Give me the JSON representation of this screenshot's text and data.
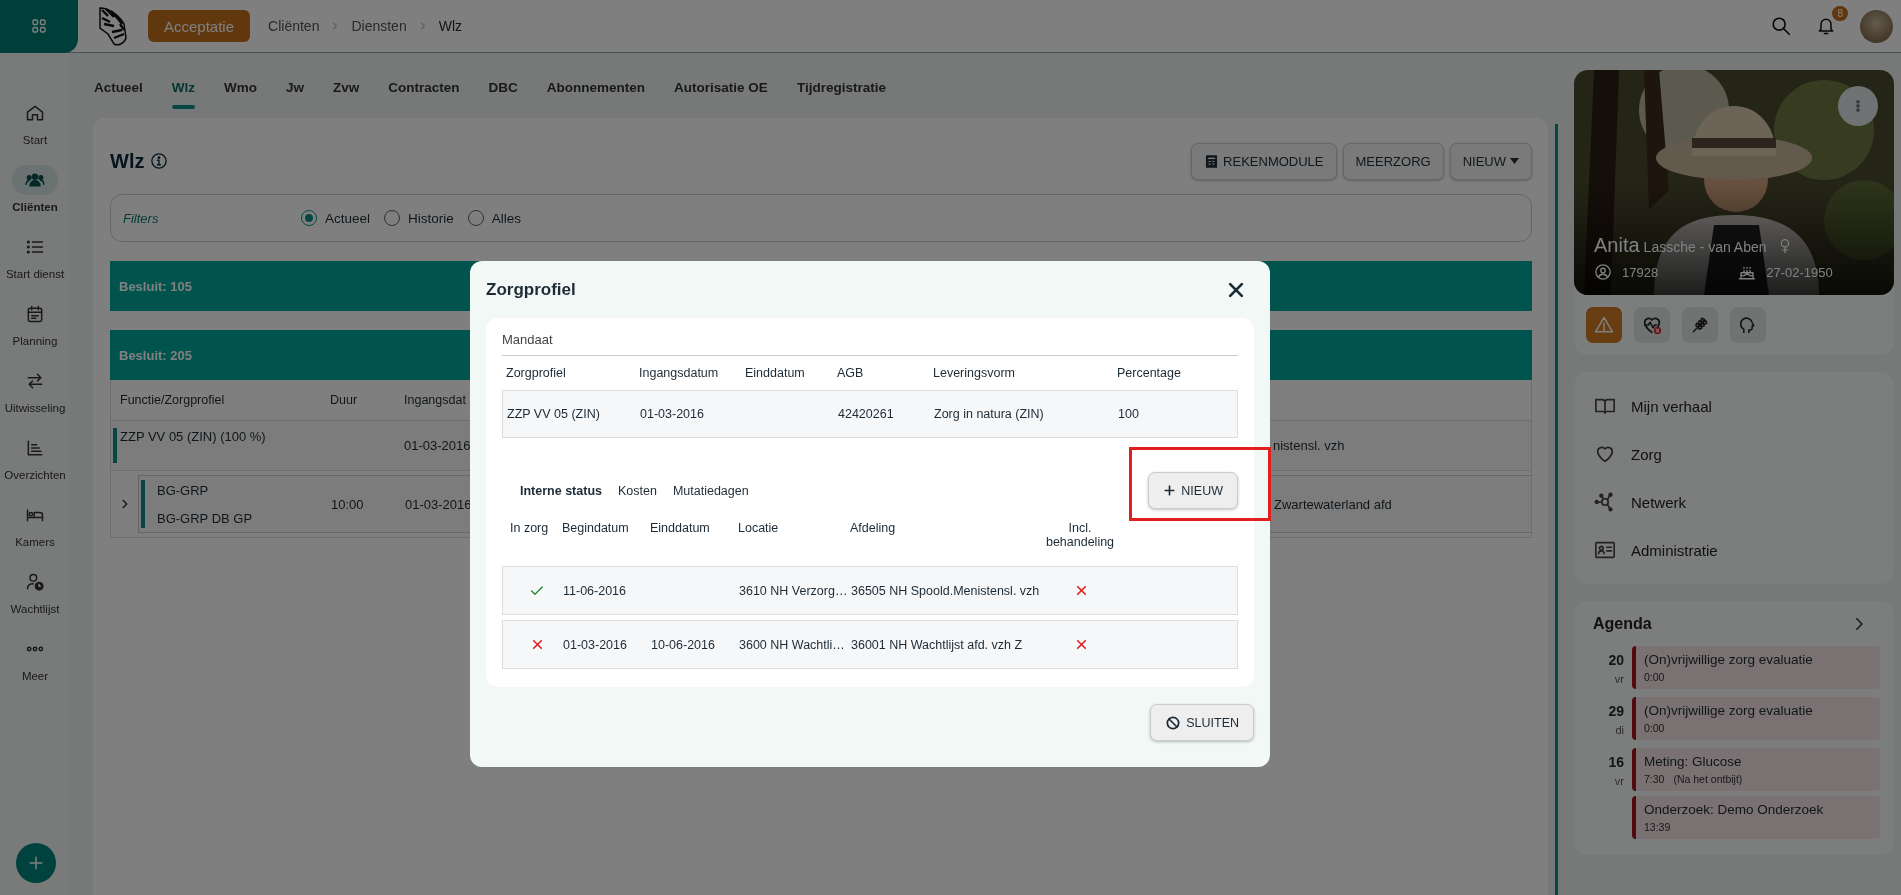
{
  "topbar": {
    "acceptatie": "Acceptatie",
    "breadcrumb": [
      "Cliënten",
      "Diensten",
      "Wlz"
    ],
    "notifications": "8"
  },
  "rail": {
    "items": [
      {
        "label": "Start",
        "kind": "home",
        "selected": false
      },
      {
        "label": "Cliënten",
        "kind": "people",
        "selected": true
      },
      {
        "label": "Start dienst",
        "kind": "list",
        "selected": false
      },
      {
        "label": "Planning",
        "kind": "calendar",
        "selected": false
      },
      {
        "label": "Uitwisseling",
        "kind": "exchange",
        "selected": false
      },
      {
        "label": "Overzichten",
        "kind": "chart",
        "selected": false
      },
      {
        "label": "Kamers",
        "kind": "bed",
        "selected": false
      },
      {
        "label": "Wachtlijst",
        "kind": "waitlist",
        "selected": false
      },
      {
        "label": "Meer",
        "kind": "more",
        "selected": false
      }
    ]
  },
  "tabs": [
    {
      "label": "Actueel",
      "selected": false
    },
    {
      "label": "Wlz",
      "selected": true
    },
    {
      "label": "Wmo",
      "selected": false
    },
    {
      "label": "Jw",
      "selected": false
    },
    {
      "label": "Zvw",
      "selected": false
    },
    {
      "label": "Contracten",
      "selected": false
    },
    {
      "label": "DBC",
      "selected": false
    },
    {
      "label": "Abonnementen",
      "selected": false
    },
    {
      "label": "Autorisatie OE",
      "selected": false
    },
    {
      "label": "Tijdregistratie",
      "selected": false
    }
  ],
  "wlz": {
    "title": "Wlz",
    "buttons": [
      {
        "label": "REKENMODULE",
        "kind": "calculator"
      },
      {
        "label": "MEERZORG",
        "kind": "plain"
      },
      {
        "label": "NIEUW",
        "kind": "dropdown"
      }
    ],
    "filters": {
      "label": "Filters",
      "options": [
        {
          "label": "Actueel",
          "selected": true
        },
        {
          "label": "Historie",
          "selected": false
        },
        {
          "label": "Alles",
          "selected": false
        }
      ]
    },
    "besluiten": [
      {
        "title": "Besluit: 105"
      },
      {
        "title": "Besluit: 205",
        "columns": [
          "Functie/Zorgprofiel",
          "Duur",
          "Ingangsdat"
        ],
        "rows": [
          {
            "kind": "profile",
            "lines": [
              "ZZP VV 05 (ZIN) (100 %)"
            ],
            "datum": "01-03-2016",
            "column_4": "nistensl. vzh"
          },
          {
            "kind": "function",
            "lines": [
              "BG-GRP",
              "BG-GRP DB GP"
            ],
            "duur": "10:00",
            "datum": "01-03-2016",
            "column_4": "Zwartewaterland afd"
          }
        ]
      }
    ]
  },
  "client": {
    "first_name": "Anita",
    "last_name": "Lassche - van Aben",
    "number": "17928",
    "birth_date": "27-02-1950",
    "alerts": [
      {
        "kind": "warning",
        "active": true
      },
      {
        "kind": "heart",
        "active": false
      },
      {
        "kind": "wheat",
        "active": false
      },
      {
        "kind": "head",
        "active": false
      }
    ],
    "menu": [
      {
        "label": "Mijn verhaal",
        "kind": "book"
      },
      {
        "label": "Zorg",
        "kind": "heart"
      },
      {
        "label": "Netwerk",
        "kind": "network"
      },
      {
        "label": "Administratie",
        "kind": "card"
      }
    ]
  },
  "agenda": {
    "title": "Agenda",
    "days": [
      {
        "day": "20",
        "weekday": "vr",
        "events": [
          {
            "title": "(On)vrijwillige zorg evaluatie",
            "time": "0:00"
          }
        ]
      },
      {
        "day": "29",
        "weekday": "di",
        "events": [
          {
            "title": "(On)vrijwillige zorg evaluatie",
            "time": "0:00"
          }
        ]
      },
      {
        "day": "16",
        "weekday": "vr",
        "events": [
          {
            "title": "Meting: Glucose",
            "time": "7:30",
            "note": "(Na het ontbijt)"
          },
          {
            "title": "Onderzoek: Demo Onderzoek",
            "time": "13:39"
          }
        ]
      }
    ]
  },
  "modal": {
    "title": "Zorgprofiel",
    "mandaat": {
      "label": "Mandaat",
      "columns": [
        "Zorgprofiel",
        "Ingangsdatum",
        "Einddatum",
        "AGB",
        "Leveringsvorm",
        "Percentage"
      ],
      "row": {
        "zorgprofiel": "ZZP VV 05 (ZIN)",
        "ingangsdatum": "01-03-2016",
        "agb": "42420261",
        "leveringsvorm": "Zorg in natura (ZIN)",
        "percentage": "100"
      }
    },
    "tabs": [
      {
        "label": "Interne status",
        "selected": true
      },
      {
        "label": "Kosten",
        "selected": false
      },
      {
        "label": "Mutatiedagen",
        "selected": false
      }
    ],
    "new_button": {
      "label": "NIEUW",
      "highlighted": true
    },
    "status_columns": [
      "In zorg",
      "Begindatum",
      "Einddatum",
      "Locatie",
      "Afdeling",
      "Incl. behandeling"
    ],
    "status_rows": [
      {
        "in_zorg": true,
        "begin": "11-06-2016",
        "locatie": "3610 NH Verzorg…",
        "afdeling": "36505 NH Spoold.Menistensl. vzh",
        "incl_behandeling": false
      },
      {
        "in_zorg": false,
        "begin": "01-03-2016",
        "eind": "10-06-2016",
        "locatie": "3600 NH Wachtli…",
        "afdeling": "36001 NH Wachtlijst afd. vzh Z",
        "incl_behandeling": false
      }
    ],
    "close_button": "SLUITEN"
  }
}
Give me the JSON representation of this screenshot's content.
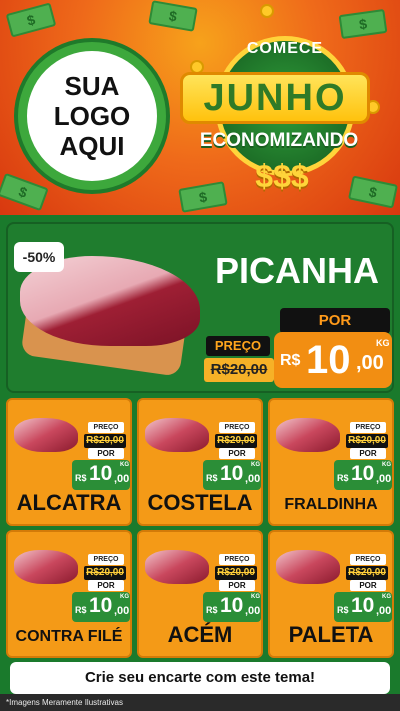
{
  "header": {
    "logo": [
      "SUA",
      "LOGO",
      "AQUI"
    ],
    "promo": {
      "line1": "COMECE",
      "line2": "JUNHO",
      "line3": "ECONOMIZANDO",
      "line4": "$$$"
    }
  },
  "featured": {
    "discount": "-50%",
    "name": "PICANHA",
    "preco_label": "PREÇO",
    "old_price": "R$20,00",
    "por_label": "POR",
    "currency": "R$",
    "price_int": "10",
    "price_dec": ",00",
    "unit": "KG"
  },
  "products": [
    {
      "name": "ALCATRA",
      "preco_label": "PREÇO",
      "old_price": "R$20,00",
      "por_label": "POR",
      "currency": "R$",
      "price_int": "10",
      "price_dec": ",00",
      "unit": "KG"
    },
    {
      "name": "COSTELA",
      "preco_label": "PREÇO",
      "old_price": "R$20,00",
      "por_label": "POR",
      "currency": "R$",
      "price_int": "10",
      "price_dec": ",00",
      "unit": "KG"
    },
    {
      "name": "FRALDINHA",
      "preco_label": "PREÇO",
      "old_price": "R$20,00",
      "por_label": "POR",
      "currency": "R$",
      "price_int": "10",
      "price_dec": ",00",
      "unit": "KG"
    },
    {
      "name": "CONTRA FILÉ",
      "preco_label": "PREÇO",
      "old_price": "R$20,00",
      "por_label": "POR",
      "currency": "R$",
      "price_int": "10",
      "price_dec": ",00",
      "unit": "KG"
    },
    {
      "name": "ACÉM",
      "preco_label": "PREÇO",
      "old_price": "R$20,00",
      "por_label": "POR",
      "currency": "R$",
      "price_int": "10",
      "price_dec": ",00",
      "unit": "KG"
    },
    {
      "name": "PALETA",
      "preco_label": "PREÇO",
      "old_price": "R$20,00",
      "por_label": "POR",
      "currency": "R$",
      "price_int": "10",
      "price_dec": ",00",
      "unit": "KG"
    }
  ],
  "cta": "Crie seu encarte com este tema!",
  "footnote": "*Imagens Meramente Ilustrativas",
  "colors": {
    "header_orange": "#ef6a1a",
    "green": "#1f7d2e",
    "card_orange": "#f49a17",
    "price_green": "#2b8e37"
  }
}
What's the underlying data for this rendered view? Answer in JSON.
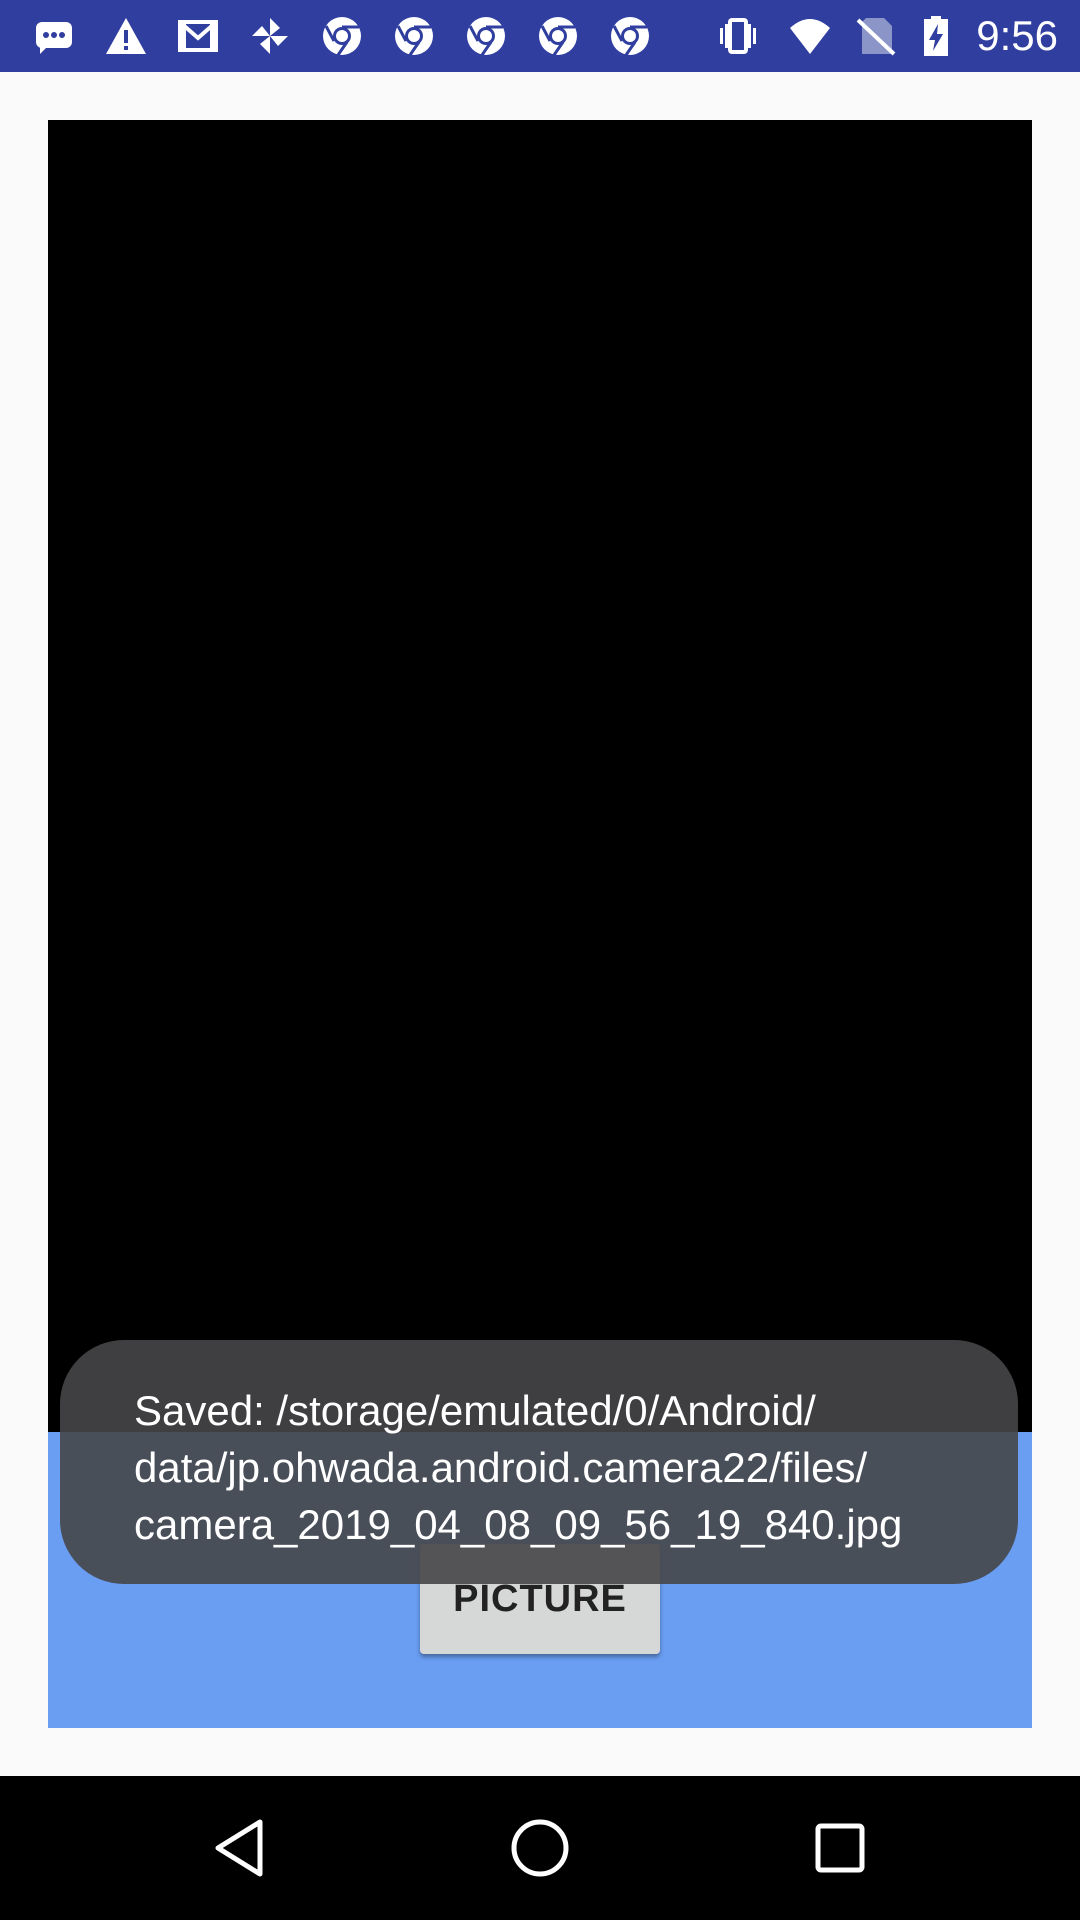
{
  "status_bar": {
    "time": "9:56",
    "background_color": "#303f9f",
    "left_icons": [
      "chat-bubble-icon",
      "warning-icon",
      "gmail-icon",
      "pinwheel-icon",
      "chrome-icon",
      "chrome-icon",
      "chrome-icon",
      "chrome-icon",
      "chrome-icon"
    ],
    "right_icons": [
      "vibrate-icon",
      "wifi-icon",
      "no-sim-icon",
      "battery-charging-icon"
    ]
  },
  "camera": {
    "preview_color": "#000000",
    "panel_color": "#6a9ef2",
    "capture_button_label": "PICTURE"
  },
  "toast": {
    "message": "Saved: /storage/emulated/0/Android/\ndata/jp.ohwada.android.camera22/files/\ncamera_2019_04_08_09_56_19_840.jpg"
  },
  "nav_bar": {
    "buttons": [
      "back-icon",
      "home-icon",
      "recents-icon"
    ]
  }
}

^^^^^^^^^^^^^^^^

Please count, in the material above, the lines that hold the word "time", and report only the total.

5